Written by Lauren Pelley
Published in the Toronto Star
Michael Creek remembers screaming and crying in the Don Valley in late 1995, knowing no one could hear him as traffic rumbled on the highway nearby.
At the time, he was living in poverty; he fluctuated between that and outright homelessness for over a decade. Mental health issues, including depression and anxiety, lingered in Creek’s daily life.
But Creek climbed out of that rut in the early 2000s and has been working for the last eight years. Now, he’s director of strategic initiatives at Working for Change, an organization that provides education and employment opportunities for people disadvantaged by mental illness and addiction issues — and he brought his particular insight to a summit for civic leaders in Toronto earlier this week.
Creek was among more than 600 attendees at Tuesday’s CivicAction Better City Bootcamp, which enabled people to collectively develop solutions to challenges facing the Greater Toronto and Hamilton Area.

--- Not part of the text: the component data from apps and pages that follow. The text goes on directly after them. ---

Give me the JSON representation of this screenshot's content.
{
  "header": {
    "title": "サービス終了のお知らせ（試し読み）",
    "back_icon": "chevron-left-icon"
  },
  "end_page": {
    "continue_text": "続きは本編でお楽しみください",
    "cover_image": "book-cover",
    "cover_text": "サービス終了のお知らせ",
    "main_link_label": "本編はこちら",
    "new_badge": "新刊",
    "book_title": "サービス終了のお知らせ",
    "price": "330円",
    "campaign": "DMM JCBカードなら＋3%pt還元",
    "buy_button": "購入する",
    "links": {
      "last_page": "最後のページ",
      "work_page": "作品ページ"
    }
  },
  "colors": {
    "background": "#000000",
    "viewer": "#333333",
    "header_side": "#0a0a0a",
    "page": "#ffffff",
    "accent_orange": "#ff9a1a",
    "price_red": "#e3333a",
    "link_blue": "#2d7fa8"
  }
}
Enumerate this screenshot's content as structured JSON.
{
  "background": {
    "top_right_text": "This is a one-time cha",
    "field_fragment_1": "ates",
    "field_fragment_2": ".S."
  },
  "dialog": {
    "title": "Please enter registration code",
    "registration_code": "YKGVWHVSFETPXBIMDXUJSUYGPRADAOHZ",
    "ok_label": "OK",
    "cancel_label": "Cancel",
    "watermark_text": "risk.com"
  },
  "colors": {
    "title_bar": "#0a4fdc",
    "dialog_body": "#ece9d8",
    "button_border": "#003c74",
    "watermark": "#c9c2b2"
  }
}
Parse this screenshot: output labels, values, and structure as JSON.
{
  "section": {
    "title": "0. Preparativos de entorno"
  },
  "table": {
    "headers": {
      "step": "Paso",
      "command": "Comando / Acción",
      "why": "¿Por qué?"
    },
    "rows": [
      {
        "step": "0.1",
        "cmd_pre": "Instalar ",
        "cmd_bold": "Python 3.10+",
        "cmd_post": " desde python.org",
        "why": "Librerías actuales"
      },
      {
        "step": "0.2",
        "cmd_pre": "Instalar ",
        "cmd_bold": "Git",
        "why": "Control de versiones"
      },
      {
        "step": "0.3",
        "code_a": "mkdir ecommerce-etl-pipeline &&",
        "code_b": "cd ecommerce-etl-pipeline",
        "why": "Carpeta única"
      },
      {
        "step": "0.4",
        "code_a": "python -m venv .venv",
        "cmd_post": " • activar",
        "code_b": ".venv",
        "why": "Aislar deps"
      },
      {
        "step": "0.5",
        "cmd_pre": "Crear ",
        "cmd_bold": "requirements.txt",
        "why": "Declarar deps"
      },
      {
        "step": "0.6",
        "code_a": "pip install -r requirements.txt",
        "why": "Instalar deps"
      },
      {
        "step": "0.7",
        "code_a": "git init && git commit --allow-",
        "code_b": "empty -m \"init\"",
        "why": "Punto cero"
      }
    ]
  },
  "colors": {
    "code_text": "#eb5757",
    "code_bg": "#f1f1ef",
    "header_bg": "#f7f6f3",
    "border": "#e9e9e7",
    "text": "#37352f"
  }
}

The diverse crowd explored topics including housing affordability and seniors, childhood health, public spaces and the infrastructure needs of tomorrow. In Creek’s case, he attended the discussion on mental health and the workplace — a topic that hits close to home, given his 30-year history with mental health issues.
Read the full article here.